The American flag is flying in Cuba for the first time in 54 years.
As preps are underway for the reopening of the Cuban embassy, there are mixed feelings about the American flag flying in the island nation.
Dissidents in Cuba have not been invited to attend Friday’s historic flag-raising by Secretary of State John Kerry at the U.S. Embassy in Havana.
A new chapter has begun in the history books as the U.S. and Cuba restore diplomatic relations. At the stroke of midnight on Monday, the American special interest office in Havana and the Cuban special interest office in Washington D.C. became embassies.
In Washington, D.C. the Cuban interests section that handled consular affairs and other diplomatic matters in the absence of an embassy will once again become the Cuban embassy.
Monday marks a major step in the effort to normalize relations with the Cuban government, and South Florida is reacting to the historic change.
With the United States and Cuba inching closer to fully restoring diplomatic ties, including re-opening embassies for the first time in 54 years, the future is murky for tens of thousands of Cuban immigrants who have been ordered by immigration authorities to leave the country.
Some Cuban-American politicians are criticizing a historic change in relations with the island nation.
In a historic change of relations between the U.S. and Cuba, President Barack Obama has announced that the two countries have agreed to open embassies in each others capitals.

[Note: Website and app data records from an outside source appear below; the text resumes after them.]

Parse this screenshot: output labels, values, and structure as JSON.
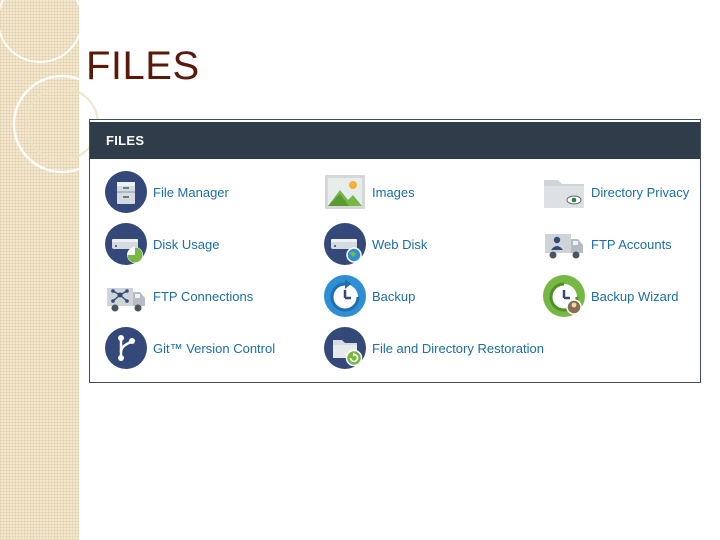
{
  "slide": {
    "title": "FILES"
  },
  "panel": {
    "header": "FILES",
    "items": [
      {
        "label": "File Manager",
        "icon": "file-cabinet-icon"
      },
      {
        "label": "Images",
        "icon": "picture-icon"
      },
      {
        "label": "Directory Privacy",
        "icon": "folder-eye-icon"
      },
      {
        "label": "Disk Usage",
        "icon": "disk-pie-icon"
      },
      {
        "label": "Web Disk",
        "icon": "disk-globe-icon"
      },
      {
        "label": "FTP Accounts",
        "icon": "truck-user-icon"
      },
      {
        "label": "FTP Connections",
        "icon": "truck-network-icon"
      },
      {
        "label": "Backup",
        "icon": "backup-clock-icon"
      },
      {
        "label": "Backup Wizard",
        "icon": "backup-wizard-icon"
      },
      {
        "label": "Git™ Version Control",
        "icon": "git-branch-icon"
      },
      {
        "label": "File and Directory Restoration",
        "icon": "folder-restore-icon"
      }
    ]
  },
  "colors": {
    "title": "#5a1a0a",
    "header_bg": "#2f3d4b",
    "link": "#1b6ea8",
    "navy": "#34497a",
    "blue": "#2f8fd4",
    "green": "#76b843",
    "gray": "#cfd4d8"
  }
}
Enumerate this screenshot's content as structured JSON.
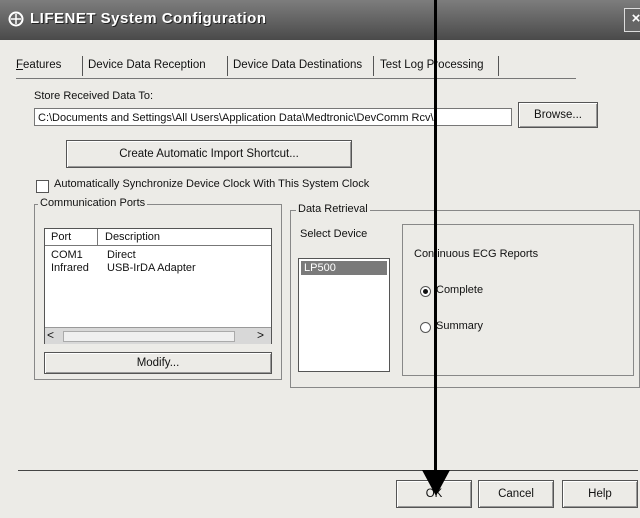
{
  "window": {
    "title": "LIFENET System Configuration",
    "close_symbol": "×"
  },
  "tabs": [
    {
      "label": "Features",
      "active": false
    },
    {
      "label": "Device Data Reception",
      "active": true
    },
    {
      "label": "Device Data Destinations",
      "active": false
    },
    {
      "label": "Test Log Processing",
      "active": false
    }
  ],
  "store": {
    "label": "Store Received Data To:",
    "path_value": "C:\\Documents and Settings\\All Users\\Application Data\\Medtronic\\DevComm Rcv\\",
    "browse_label": "Browse..."
  },
  "shortcut_button": "Create Automatic Import Shortcut...",
  "sync_checkbox": {
    "label": "Automatically Synchronize Device Clock With This System Clock",
    "checked": false
  },
  "comm_ports": {
    "legend": "Communication Ports",
    "columns": [
      "Port",
      "Description"
    ],
    "rows": [
      [
        "COM1",
        "Direct"
      ],
      [
        "Infrared",
        "USB-IrDA Adapter"
      ]
    ],
    "modify_label": "Modify..."
  },
  "data_retrieval": {
    "legend": "Data Retrieval",
    "select_device_label": "Select Device",
    "devices": [
      "LP500"
    ],
    "selected_device": "LP500",
    "reports_label": "Continuous ECG Reports",
    "options": [
      {
        "label": "Complete",
        "checked": true
      },
      {
        "label": "Summary",
        "checked": false
      }
    ]
  },
  "footer": {
    "ok_label": "OK",
    "cancel_label": "Cancel",
    "help_label": "Help"
  }
}
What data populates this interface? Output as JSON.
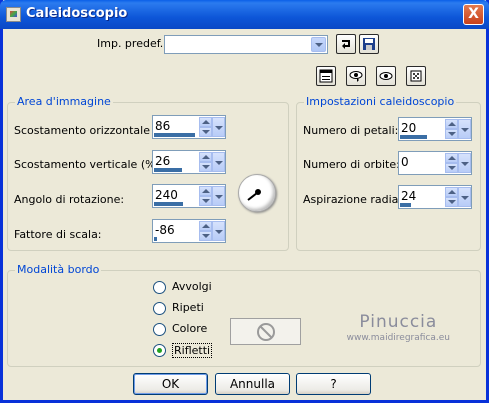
{
  "window": {
    "title": "Caleidoscopio",
    "close_label": "X"
  },
  "preset": {
    "label": "Imp. predef.:",
    "value": ""
  },
  "area_immagine": {
    "title": "Area d'immagine",
    "fields": [
      {
        "label": "Scostamento orizzontale (%):",
        "value": "86",
        "fill": 0.93
      },
      {
        "label": "Scostamento verticale (%):",
        "value": "26",
        "fill": 0.63
      },
      {
        "label": "Angolo di rotazione:",
        "value": "240",
        "fill": 0.67
      },
      {
        "label": "Fattore di scala:",
        "value": "-86",
        "fill": 0.07
      }
    ]
  },
  "impostazioni": {
    "title": "Impostazioni caleidoscopio",
    "fields": [
      {
        "label": "Numero di petali:",
        "value": "20",
        "fill": 0.62
      },
      {
        "label": "Numero di orbite:",
        "value": "0",
        "fill": 0.0
      },
      {
        "label": "Aspirazione radiale:",
        "value": "24",
        "fill": 0.24
      }
    ]
  },
  "modalita_bordo": {
    "title": "Modalità bordo",
    "options": [
      {
        "label": "Avvolgi",
        "checked": false
      },
      {
        "label": "Ripeti",
        "checked": false
      },
      {
        "label": "Colore",
        "checked": false
      },
      {
        "label": "Rifletti",
        "checked": true
      }
    ]
  },
  "buttons": {
    "ok": "OK",
    "cancel": "Annulla",
    "help": "?"
  },
  "watermark": {
    "name": "Pinuccia",
    "url": "www.maidiregrafica.eu"
  },
  "icons": {
    "toolbar": [
      "save-preset-icon",
      "random-icon",
      "reset-icon",
      "dice-icon"
    ],
    "color_swatch": "no-entry-icon"
  },
  "colors": {
    "titlebar": "#0A5FE8",
    "accent": "#0046D5",
    "value_bar": "#3A6EA5"
  }
}
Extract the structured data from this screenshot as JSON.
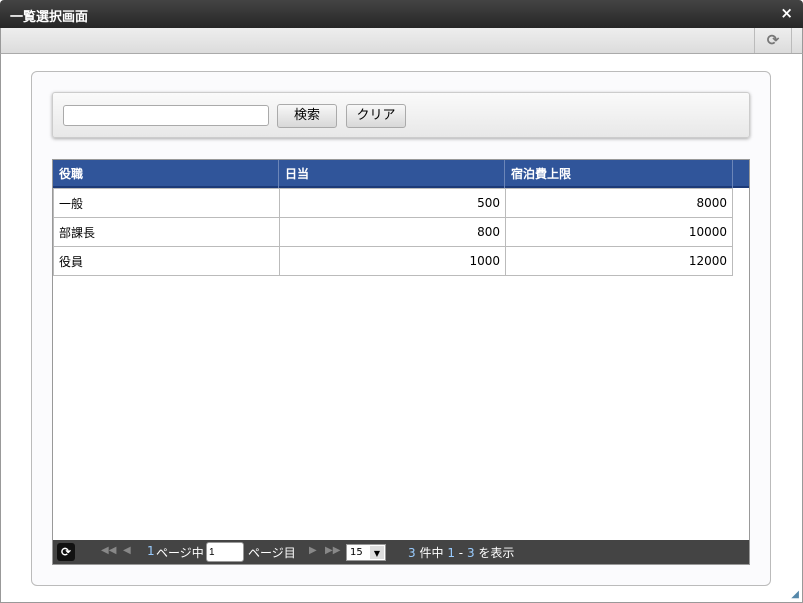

Imagine a soapbox derby race on water. Can you picture it? That’s basically what went down at a wacky Memorial Day weekend regatta in Key West on Sunday.